+++ Given records

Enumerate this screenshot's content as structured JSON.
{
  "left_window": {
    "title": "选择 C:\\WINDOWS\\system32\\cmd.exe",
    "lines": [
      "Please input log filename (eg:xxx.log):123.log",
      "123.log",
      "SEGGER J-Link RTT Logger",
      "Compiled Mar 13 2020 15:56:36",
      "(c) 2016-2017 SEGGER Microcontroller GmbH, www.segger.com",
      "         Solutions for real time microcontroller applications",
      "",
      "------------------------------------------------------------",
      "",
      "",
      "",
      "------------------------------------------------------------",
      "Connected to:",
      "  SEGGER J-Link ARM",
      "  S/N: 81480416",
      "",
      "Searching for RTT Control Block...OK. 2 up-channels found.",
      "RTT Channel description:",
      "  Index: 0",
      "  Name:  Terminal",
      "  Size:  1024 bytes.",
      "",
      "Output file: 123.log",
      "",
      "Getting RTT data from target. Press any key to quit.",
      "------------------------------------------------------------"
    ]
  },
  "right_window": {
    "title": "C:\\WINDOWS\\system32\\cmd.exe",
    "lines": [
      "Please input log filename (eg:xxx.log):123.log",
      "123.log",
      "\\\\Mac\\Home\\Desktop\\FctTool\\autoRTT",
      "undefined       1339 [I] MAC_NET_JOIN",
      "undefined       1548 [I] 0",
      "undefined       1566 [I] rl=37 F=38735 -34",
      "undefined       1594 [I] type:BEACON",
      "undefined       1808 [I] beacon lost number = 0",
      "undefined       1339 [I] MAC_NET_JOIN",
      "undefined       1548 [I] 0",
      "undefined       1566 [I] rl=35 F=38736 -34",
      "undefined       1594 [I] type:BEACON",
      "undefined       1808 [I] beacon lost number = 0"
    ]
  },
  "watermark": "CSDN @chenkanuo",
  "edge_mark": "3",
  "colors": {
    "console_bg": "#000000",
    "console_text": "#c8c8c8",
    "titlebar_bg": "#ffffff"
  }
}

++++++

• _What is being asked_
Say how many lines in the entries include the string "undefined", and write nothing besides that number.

• _Solution for this task_
10